Items from an interface collection:
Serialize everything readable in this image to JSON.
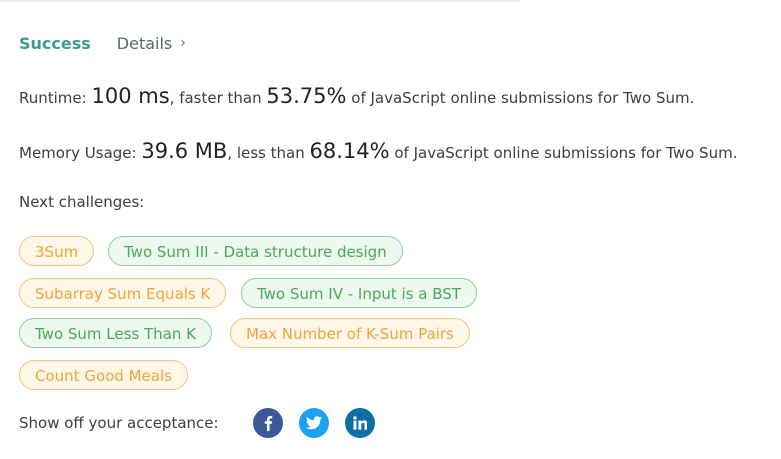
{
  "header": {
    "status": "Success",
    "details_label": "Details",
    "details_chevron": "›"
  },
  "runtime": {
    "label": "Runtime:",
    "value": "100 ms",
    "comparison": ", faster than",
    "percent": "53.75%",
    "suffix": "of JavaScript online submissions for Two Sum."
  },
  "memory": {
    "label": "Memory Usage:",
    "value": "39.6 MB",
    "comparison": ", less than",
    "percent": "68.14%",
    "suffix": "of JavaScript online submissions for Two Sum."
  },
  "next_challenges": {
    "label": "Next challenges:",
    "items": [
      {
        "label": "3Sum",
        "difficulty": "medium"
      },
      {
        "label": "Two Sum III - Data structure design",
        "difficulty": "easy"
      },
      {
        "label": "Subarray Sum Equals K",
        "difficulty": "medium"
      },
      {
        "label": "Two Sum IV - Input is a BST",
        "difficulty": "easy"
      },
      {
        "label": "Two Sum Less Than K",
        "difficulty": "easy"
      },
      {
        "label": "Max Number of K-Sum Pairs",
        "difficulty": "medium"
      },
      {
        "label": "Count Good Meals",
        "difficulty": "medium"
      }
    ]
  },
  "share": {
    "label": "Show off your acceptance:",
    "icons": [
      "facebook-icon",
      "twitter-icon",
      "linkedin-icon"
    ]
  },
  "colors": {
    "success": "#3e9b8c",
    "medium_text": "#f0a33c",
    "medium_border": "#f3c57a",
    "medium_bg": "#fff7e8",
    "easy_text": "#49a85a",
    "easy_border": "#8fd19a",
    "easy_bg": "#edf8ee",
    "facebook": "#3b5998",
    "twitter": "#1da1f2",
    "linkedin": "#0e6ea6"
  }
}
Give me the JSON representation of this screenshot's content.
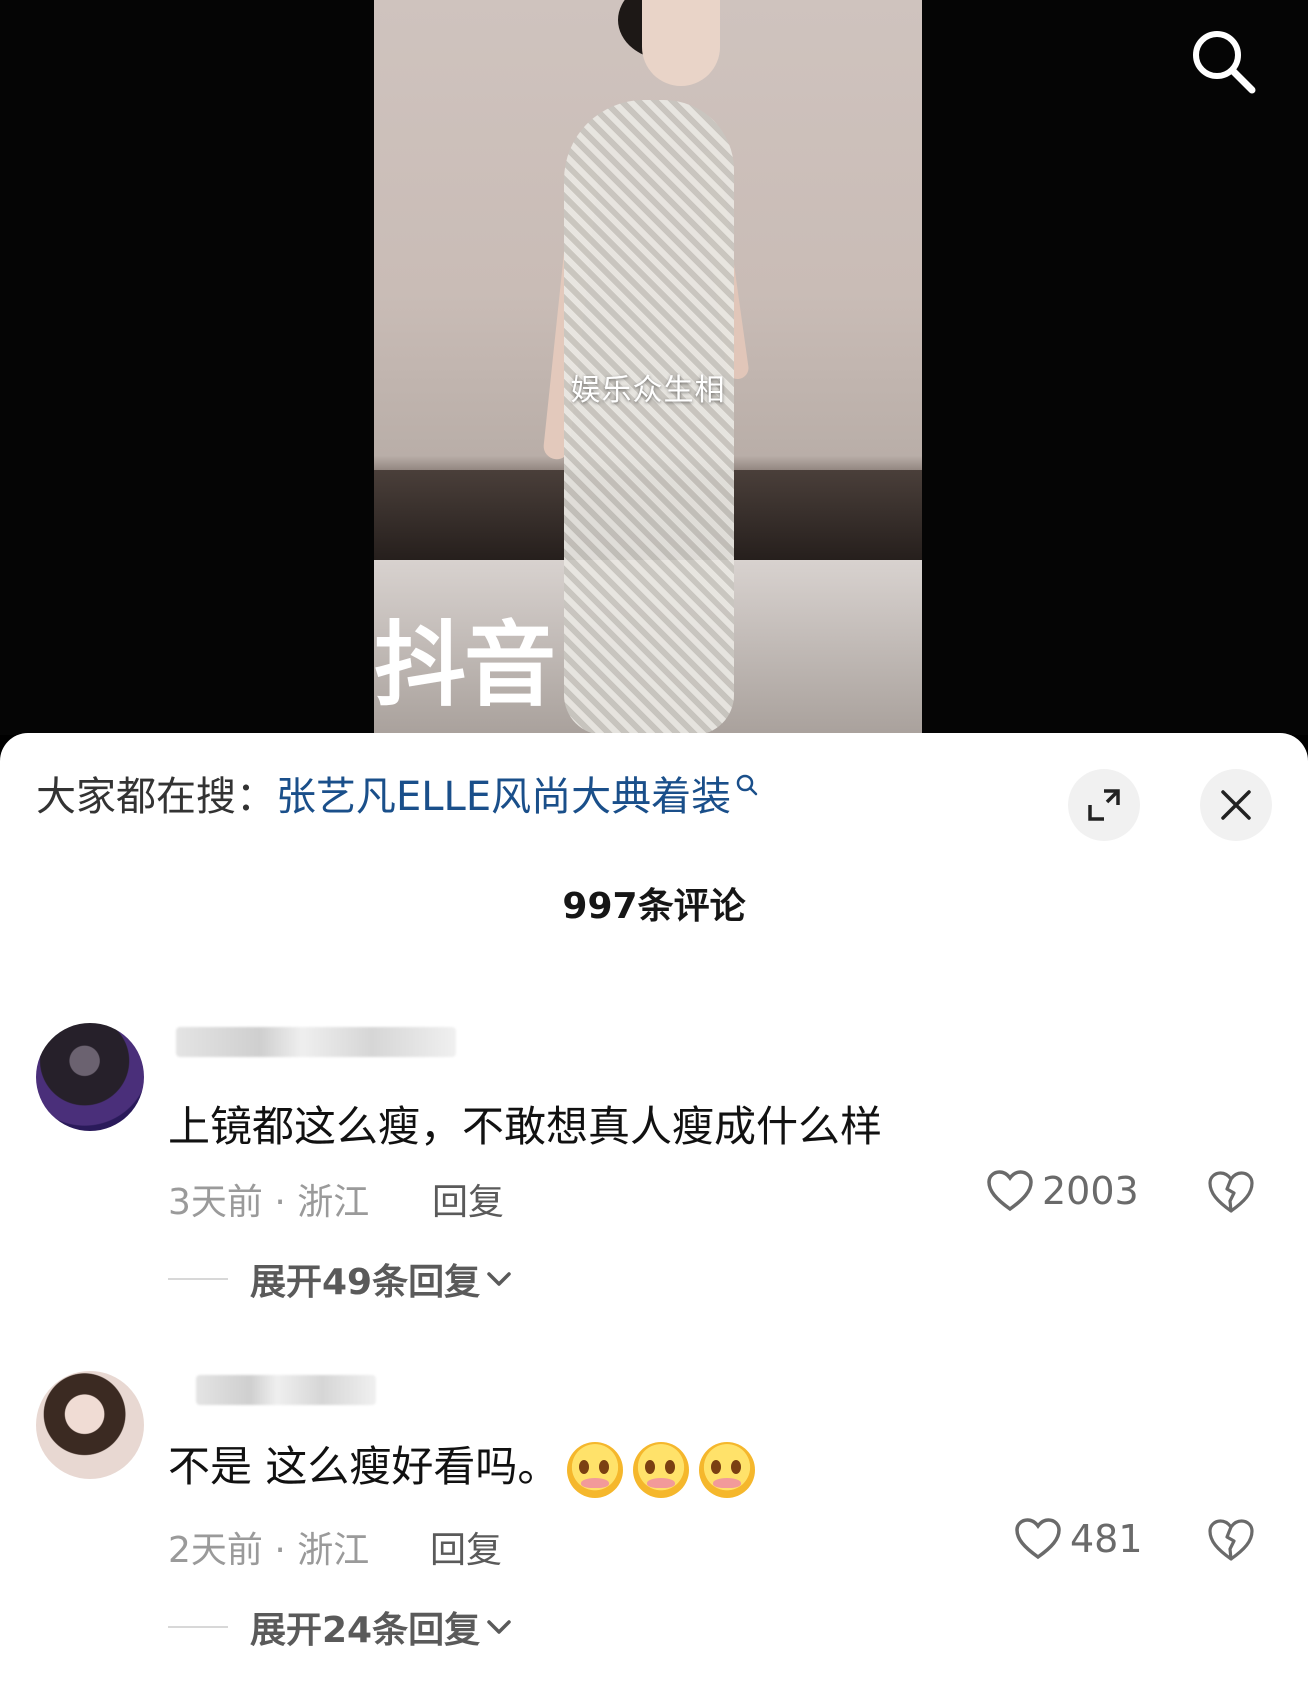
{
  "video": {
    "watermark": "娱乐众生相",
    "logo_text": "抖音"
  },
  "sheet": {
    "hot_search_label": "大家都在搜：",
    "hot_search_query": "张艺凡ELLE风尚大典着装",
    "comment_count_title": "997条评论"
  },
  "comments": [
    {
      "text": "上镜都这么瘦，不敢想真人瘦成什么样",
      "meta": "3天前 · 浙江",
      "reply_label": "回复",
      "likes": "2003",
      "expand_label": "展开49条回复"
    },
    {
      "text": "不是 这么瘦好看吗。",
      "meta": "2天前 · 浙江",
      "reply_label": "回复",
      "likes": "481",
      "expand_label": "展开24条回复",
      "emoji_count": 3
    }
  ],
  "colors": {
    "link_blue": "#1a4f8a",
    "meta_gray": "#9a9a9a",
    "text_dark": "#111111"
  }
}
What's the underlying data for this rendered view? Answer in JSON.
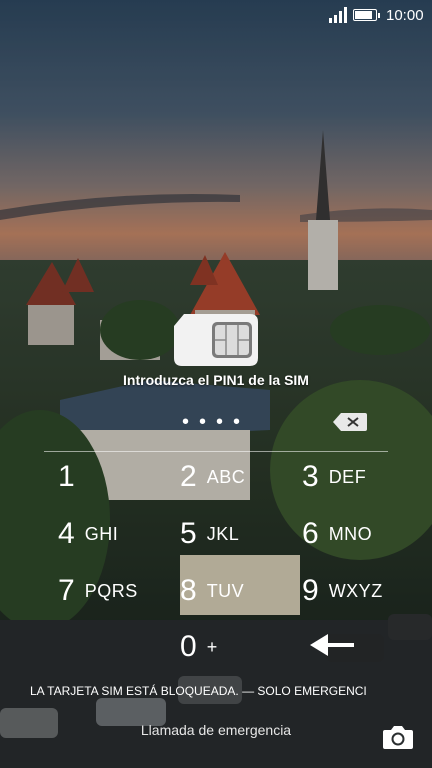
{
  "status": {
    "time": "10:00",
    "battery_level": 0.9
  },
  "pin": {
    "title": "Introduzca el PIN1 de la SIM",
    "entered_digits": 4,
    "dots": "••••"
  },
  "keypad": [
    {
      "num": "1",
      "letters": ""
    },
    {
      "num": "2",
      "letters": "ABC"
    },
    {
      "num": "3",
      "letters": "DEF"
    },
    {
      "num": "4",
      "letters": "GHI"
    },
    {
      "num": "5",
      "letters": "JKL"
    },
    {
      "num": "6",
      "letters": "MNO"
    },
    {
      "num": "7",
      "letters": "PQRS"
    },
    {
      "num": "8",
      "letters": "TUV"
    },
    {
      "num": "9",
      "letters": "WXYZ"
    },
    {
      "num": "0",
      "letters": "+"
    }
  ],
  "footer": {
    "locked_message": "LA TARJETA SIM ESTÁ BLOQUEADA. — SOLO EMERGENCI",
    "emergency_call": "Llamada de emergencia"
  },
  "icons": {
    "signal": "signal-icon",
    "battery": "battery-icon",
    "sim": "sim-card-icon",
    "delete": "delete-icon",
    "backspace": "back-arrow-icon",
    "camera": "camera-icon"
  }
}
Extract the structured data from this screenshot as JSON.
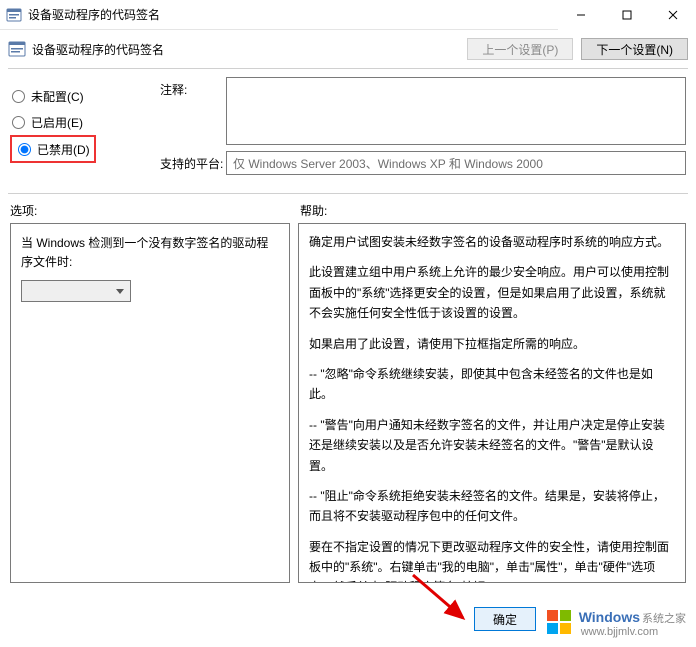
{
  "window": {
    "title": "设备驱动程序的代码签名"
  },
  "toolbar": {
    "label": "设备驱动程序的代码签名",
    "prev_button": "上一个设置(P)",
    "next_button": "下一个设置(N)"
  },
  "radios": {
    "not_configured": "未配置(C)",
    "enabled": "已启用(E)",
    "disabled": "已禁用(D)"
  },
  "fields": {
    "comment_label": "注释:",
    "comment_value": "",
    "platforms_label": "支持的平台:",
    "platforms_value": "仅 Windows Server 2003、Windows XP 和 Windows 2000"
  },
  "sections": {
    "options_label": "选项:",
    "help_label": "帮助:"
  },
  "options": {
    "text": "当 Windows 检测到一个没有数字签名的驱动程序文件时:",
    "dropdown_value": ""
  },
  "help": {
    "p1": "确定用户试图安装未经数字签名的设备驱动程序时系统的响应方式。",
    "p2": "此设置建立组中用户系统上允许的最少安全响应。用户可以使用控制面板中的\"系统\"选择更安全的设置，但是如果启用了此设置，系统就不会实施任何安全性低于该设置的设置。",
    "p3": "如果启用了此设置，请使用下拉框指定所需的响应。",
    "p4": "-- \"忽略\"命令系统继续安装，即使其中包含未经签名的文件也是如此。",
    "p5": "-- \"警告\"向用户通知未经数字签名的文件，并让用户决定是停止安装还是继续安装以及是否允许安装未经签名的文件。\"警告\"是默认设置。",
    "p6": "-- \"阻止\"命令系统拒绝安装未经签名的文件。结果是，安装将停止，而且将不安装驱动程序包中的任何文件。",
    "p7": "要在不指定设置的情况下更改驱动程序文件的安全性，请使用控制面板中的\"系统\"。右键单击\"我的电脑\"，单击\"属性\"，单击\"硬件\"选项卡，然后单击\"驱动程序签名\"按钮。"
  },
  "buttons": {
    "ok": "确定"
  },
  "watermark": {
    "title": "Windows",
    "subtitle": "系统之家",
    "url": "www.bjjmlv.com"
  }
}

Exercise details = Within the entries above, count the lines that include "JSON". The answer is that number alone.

The answer = 4